I’ve never been a big mobile game player, but I ended up working in a mobile games company, so I’ve been trying to expose myself to more games in this market and attempt to gain an ever-better understanding of them. One of the ways I’ve been doing that is in trying out new games, seeing what they do wrong and right, and try to draw conclusions from them that I can use in the future to make our games better. One of the resources I’ve been using for this is TouchArcade (not sponsored), and their columns listing the new iOS games of the week.

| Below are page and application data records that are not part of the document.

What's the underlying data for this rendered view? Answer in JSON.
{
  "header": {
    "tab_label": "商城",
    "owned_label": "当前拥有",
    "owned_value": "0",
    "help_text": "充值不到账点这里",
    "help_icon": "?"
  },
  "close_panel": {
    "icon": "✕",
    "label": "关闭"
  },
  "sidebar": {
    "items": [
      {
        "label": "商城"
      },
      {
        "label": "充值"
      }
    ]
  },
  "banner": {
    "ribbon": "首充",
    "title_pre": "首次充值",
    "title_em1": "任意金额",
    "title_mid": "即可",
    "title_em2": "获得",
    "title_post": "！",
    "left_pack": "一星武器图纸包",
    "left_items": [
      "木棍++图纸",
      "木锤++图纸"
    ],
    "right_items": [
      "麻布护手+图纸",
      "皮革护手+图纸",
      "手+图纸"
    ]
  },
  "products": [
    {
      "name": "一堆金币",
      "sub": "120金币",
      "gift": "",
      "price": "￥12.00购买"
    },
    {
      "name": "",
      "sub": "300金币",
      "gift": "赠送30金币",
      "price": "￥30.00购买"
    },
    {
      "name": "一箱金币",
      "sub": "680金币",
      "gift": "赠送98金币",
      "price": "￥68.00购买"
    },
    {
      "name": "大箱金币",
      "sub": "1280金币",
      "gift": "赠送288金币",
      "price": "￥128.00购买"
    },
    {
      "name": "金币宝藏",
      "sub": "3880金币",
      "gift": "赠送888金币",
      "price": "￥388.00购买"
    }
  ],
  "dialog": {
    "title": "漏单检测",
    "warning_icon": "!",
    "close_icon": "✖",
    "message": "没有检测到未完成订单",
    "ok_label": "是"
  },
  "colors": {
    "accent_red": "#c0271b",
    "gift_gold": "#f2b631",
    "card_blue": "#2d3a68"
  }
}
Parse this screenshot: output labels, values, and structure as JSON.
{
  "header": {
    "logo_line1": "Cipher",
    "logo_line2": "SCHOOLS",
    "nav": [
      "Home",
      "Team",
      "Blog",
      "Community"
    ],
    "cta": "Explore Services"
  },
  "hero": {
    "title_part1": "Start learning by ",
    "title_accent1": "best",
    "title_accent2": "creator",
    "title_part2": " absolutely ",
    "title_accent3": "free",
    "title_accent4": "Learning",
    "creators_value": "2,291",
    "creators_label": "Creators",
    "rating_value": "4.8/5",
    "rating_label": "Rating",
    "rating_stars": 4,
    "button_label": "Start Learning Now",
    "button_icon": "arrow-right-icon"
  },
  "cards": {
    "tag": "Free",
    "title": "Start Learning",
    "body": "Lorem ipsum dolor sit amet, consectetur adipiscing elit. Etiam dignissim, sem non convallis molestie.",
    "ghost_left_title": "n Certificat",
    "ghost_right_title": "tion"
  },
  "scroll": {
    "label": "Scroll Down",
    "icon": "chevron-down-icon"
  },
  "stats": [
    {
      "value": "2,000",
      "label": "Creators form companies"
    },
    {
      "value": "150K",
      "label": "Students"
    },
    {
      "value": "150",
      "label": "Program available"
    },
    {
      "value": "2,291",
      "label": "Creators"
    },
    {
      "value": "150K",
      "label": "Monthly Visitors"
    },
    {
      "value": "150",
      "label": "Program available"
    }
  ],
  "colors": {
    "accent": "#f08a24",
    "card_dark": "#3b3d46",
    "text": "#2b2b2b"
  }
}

This resulted in me playing a lot more new games during my daily bus rides, but I also feel the need to discuss them somewhere and keep a log of my thoughts instead of just internalizing them. So, Commuting Cognition. These will be brief, bus-ride-long thoughts on these games, and should be seen less as reviews and more as first impressions. They also may not be daily, depending on how full the bus is that day.
BitChip Bounce essentially has you playing pong against yourself. You control two characters and tap to make them jump, the goal being avoiding the ball in the center from going out of bounds.
As soon as my first match ended, which lasted all of two seconds, I was immediately treated to the equivalent of 100 xp, granting me a loot box which unlocked a new character skin. Now, i get that it’s important to hook your player quickly, especially in mobile, but this way it feels completely unearned. Have the first attempts give 10x as much xp, but make the player feel like they earned the loot, don’t just throw it at them. Nobody likes that achievement that pops up as soon as you launch the game .
Ok, small rant over. The mechanic itself is interesting, having a single control for multiple characters. Every few matches an interstitial ad appears but these are few and far between and actually provide a decent pause from the game, which is the way to go about it if you absolutely have to use interstitials (you probably don’t). Once you close the ad you’re given the choice to pay to remove the ads, which is common practice, but not *every single time* an ad appears, guys!
The game’s difficulty immediately started at 11 for me, with the ball’s physics apparently being completely random, so you don’t really feel like you’re getting better, just that you were luckier with the physics. This means that the game gets repetitive very quickly, and i didn’t feel that the unlockable skins were enough of an incentive to stick around.
Canyon Crash has a very simple premise: send your character tumbling down a canyon to escape a laser coming from above, tapping to nudge it ever so slightly left or right.
The gameplay is really simple and would probably not require the wall-of-text tutorial screen that appears at the beginning; at most, a simple animation of tapping left and right would suffice. The gameplay is so simple, in fact, that it feels like we barely have any agency. The character is content to just fall down most of the time and only needs the occasional nudging away from obstacles.
This is clearly trying to bank on the ragdoll physics craze, but the art style actually runs counter that. You’d barely be able to tell the character has physics, with its chibi style making most of it immobile and its flailing limbs barely noticeable, completely missing the point of the ragdoll.
When you die you’re thrown ablaze down the stage for a while, breaking terrain and collecting more points all the while. This is a common tactic to make the ending more memorable and hook you into another play, but it’s not well executed here: it’s not terribly flashy, there’s no real “oomph” behind it, so the effect is lost and just makes you wait longer for the next game.
The game does have good ideas, however. The destructible environment is cool. The several potions you can pick up, that have effects like making you smaller, are also interesting and have some neat executions like granting you access to different paths down the cliff.
With some tweaks and a different art style i could see this having more potential. Tailor the art to your target audience!